### WORK REQUEST
Exact duplicates of all the records are needed.

### PROVIDED DATA

^^^^^^^^

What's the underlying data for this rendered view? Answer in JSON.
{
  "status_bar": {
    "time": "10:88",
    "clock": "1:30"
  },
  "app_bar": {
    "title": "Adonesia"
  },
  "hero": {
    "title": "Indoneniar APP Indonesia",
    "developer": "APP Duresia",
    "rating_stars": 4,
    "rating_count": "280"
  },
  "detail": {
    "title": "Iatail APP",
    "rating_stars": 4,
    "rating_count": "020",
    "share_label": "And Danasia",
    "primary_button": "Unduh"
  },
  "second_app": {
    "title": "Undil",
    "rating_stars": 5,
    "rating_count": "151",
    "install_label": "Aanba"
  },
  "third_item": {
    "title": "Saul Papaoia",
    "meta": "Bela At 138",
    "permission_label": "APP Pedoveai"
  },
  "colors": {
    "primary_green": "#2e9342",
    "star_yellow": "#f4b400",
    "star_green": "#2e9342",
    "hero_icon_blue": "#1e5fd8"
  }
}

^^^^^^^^

### RESPONSE AREA
What's the underlying data for this rendered view? Answer in JSON.
{
  "status_bar": {
    "time": "10:88",
    "clock": "1:30"
  },
  "app_bar": {
    "title": "Adonesia"
  },
  "hero": {
    "title": "Indoneniar APP Indonesia",
    "developer": "APP Duresia",
    "rating_stars": 4,
    "rating_count": "280"
  },
  "detail": {
    "title": "Iatail APP",
    "rating_stars": 4,
    "rating_count": "020",
    "share_label": "And Danasia",
    "primary_button": "Unduh"
  },
  "second_app": {
    "title": "Undil",
    "rating_stars": 5,
    "rating_count": "151",
    "install_label": "Aanba"
  },
  "third_item": {
    "title": "Saul Papaoia",
    "meta": "Bela At 138",
    "permission_label": "APP Pedoveai"
  },
  "colors": {
    "primary_green": "#2e9342",
    "star_yellow": "#f4b400",
    "star_green": "#2e9342",
    "hero_icon_blue": "#1e5fd8"
  }
}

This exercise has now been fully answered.